### AIM OF THE EXERCISE
The data must be returned in full, with no character altered.

------ STUDY MATERIAL ------

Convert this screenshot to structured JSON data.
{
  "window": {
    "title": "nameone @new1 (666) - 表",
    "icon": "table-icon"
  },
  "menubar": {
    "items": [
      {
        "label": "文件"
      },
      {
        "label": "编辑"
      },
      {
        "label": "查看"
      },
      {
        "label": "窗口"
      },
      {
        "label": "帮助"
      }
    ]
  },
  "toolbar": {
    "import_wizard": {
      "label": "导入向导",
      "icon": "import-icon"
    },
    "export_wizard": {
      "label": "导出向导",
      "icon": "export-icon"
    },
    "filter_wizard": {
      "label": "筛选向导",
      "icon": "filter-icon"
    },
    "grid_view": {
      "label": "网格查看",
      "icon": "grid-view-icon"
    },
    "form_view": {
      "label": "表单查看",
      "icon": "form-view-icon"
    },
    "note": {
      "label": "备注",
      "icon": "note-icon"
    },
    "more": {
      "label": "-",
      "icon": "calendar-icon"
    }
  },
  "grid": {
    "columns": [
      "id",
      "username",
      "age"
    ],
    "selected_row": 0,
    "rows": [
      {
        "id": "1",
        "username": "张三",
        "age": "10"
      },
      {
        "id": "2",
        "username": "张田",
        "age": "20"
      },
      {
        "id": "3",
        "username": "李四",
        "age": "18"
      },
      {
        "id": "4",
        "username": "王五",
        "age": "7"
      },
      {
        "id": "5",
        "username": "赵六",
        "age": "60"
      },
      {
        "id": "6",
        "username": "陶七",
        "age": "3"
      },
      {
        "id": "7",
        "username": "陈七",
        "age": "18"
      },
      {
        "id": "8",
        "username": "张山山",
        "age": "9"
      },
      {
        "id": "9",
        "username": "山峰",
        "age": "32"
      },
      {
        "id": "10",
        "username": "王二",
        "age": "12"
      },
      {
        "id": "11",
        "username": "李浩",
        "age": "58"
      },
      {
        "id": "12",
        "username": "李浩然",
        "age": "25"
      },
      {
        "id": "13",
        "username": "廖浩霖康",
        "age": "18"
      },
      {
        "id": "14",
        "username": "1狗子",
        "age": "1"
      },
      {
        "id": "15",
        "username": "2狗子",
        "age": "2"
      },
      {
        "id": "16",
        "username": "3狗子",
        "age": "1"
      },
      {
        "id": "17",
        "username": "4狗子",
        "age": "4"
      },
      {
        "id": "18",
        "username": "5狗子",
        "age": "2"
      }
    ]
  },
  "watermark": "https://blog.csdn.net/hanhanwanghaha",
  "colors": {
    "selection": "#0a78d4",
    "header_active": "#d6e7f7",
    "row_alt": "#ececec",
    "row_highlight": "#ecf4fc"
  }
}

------

### EXPECTED ANSWER
Convert this screenshot to structured JSON data.
{
  "window": {
    "title": "nameone @new1 (666) - 表",
    "icon": "table-icon"
  },
  "menubar": {
    "items": [
      {
        "label": "文件"
      },
      {
        "label": "编辑"
      },
      {
        "label": "查看"
      },
      {
        "label": "窗口"
      },
      {
        "label": "帮助"
      }
    ]
  },
  "toolbar": {
    "import_wizard": {
      "label": "导入向导",
      "icon": "import-icon"
    },
    "export_wizard": {
      "label": "导出向导",
      "icon": "export-icon"
    },
    "filter_wizard": {
      "label": "筛选向导",
      "icon": "filter-icon"
    },
    "grid_view": {
      "label": "网格查看",
      "icon": "grid-view-icon"
    },
    "form_view": {
      "label": "表单查看",
      "icon": "form-view-icon"
    },
    "note": {
      "label": "备注",
      "icon": "note-icon"
    },
    "more": {
      "label": "-",
      "icon": "calendar-icon"
    }
  },
  "grid": {
    "columns": [
      "id",
      "username",
      "age"
    ],
    "selected_row": 0,
    "rows": [
      {
        "id": "1",
        "username": "张三",
        "age": "10"
      },
      {
        "id": "2",
        "username": "张田",
        "age": "20"
      },
      {
        "id": "3",
        "username": "李四",
        "age": "18"
      },
      {
        "id": "4",
        "username": "王五",
        "age": "7"
      },
      {
        "id": "5",
        "username": "赵六",
        "age": "60"
      },
      {
        "id": "6",
        "username": "陶七",
        "age": "3"
      },
      {
        "id": "7",
        "username": "陈七",
        "age": "18"
      },
      {
        "id": "8",
        "username": "张山山",
        "age": "9"
      },
      {
        "id": "9",
        "username": "山峰",
        "age": "32"
      },
      {
        "id": "10",
        "username": "王二",
        "age": "12"
      },
      {
        "id": "11",
        "username": "李浩",
        "age": "58"
      },
      {
        "id": "12",
        "username": "李浩然",
        "age": "25"
      },
      {
        "id": "13",
        "username": "廖浩霖康",
        "age": "18"
      },
      {
        "id": "14",
        "username": "1狗子",
        "age": "1"
      },
      {
        "id": "15",
        "username": "2狗子",
        "age": "2"
      },
      {
        "id": "16",
        "username": "3狗子",
        "age": "1"
      },
      {
        "id": "17",
        "username": "4狗子",
        "age": "4"
      },
      {
        "id": "18",
        "username": "5狗子",
        "age": "2"
      }
    ]
  },
  "watermark": "https://blog.csdn.net/hanhanwanghaha",
  "colors": {
    "selection": "#0a78d4",
    "header_active": "#d6e7f7",
    "row_alt": "#ececec",
    "row_highlight": "#ecf4fc"
  }
}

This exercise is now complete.